──────── Exercise inputs ────────

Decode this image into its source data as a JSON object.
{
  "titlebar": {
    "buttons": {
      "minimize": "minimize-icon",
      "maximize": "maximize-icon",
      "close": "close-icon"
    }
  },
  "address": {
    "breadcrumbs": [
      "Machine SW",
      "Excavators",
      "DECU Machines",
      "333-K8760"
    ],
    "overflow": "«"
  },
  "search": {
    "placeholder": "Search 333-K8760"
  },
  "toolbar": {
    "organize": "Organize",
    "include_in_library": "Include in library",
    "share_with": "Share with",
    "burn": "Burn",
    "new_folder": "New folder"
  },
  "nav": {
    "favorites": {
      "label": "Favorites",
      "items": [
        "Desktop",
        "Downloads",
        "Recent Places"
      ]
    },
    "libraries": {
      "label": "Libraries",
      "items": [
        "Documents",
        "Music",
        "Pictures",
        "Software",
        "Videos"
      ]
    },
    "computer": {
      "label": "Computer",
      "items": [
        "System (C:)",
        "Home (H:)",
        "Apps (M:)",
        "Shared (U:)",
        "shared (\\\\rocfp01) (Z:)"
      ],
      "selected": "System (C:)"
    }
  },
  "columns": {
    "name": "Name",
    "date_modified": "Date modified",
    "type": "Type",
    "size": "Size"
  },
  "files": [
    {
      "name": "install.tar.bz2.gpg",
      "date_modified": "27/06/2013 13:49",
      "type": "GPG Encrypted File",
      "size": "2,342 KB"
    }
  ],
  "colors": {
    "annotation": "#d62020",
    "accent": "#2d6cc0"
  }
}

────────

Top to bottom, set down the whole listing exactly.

Decode this image into its source data as a JSON object.
{
  "titlebar": {
    "buttons": {
      "minimize": "minimize-icon",
      "maximize": "maximize-icon",
      "close": "close-icon"
    }
  },
  "address": {
    "breadcrumbs": [
      "Machine SW",
      "Excavators",
      "DECU Machines",
      "333-K8760"
    ],
    "overflow": "«"
  },
  "search": {
    "placeholder": "Search 333-K8760"
  },
  "toolbar": {
    "organize": "Organize",
    "include_in_library": "Include in library",
    "share_with": "Share with",
    "burn": "Burn",
    "new_folder": "New folder"
  },
  "nav": {
    "favorites": {
      "label": "Favorites",
      "items": [
        "Desktop",
        "Downloads",
        "Recent Places"
      ]
    },
    "libraries": {
      "label": "Libraries",
      "items": [
        "Documents",
        "Music",
        "Pictures",
        "Software",
        "Videos"
      ]
    },
    "computer": {
      "label": "Computer",
      "items": [
        "System (C:)",
        "Home (H:)",
        "Apps (M:)",
        "Shared (U:)",
        "shared (\\\\rocfp01) (Z:)"
      ],
      "selected": "System (C:)"
    }
  },
  "columns": {
    "name": "Name",
    "date_modified": "Date modified",
    "type": "Type",
    "size": "Size"
  },
  "files": [
    {
      "name": "install.tar.bz2.gpg",
      "date_modified": "27/06/2013 13:49",
      "type": "GPG Encrypted File",
      "size": "2,342 KB"
    }
  ],
  "colors": {
    "annotation": "#d62020",
    "accent": "#2d6cc0"
  }
}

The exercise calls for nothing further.